Many people working with small components have heard the term “near net shape” thrown around. This term refers to when a vendor can, with its primary process, manufacture a result close to the final size and shape your plans called for. That means the part requires minimal machining or other secondary processes afterward.
But what if you could drop the “almost” and create a truly net shape component with powdered metal? You can!
Maybe you’ve already had some of the potential benefits pop in your head. Here are some of the biggest, along with a definition of what powder metal experts consider net shaping capability.
What’s a Net Shape Part?
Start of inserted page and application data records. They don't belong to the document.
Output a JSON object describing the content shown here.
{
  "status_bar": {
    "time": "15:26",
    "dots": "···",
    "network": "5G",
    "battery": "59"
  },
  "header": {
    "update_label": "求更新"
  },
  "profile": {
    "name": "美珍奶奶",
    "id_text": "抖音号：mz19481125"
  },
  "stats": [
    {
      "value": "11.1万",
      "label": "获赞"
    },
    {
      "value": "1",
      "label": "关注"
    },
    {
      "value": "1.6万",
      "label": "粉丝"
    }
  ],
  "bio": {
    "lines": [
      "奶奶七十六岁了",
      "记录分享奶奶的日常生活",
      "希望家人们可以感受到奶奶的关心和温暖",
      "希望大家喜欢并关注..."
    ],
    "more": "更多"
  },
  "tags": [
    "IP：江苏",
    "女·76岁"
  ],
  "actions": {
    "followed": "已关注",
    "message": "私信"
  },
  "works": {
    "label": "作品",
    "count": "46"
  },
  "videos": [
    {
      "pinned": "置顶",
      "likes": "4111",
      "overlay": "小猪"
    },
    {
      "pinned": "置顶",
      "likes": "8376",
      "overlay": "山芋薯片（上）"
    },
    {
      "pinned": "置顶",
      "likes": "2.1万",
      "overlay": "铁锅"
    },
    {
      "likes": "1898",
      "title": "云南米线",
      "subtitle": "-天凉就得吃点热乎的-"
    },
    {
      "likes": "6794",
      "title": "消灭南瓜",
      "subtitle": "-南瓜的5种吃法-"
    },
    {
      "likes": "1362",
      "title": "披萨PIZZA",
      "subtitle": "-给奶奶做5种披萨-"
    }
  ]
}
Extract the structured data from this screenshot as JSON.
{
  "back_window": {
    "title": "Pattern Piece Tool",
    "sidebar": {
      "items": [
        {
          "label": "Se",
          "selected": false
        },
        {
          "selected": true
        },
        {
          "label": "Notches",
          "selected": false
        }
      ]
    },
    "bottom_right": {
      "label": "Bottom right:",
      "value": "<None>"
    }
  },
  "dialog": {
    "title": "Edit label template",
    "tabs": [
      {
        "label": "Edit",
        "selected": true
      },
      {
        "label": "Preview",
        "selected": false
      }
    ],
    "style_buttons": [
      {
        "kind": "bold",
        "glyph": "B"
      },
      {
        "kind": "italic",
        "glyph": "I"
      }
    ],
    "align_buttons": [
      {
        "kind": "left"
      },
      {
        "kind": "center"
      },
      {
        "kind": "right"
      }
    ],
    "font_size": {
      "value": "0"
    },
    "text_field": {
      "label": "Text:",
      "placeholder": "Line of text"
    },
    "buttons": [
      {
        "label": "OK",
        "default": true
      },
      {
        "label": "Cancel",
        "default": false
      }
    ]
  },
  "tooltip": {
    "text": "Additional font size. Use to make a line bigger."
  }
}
With powder metallurgy, you identify your powder of choice and your vendor pours it into the die, which is shaped as the mirror image of your design. Since you can control where you put the powder and how much, when it’s compacted it turns out exactly how you want the final version to look.
The part will still need sintering and, occasionally, some other fine tuning like drilling holes. Nonetheless, you can -- with minimal or no machining -- benefit from a process that goes directly from sintering/pressing to final use!
On to those benefits:
Advantages of Net Shaping Capability
The more raw resources your vendor needs, the more it’s going to affect your bill.
If an engineer starts with a bar of steel and machines a gear from it, the gear may only use 60% of the original bar. The rest is on the floor as waste (called turnings in the powder metal industry).
Powder metallurgy can make you that same gear with zero waste (or at most a few percentage points).
The making of modern transmission carriers is a prime example of a wasteful process. Even with casting, your manufacturer has to throw away a lot of material to achieve the final result.
Not with a precise powder metal process like sinter-brazing!
2. Turnaround Time
Not only are you wasting material with machining away all that excess material, you’re also wasting time. Powder metal’s net shaping ability can speed up your supply chain and lead times.
3. Production & Labor Costs
The shorter the processing time, the less you’ll fork over for production and labor costs. Having your components practically market-ready after the first process cuts costly finishing from your manufacturing run. You won’t have to pay for someone to run all those secondary process, plus the machines to help him do it.
4. Combined Shapes
There are certain geometries you can achieve with a single powder metal net-shaped part that would require multiple operations if you used machining instead.
Need a big gear on top and a small gear on the bottom. Powder metallurgy can handle that in a single process thanks to its shape-combining ability.
With powder metal you can add a hub or other features to your part -- it doesn’t have to be a simple round shape or a gear. Multipiece assemblies can be made as a single part without the need to weld, braze, or stake the additional parts. This same reduction in pieces is very apparent in soft magnetic composite parts, where you can often reduce the number of components from 1,300 pieces to under 10.
While less dramatic, transmission carriers are again a good example of a product that can be streamlined with sinter bonding or brazing net-shaped parts. Your manufacturer can make the top and lower sections separately, then braze them together
At Horizon, for the tube assembly pictured above, the stainless tubing and two copper-infiltrated powdered metal parts are all brazed together. When we say infiltration, we mean melting copper into the part to fill the porosity.
New Possibilities With PM
There’s no need to start your project with that depressing thought of “How much material am I paying for that’s going to get thrown away?” Instead, with the right powder metal process, you can be thinking of the endless design and cost-cutting possibilities you’ve opened up.
There’s a reason 65-70% of the powder metal industry’s output is non-machined parts. It’s simply more cost-efficient. It’s also why nearly all of what Horizon produces is non-machined -- more than 90%!
To see the additional design benefits of powder metal, check out these resources:
- What Is Soft Magnetic Composite?
- Soft Magnetic Composite Vs. Lamination Steel: Uses & Limitations
- Introducing 1P, 3P & 5P: Powder Metal Materials Optimized at Last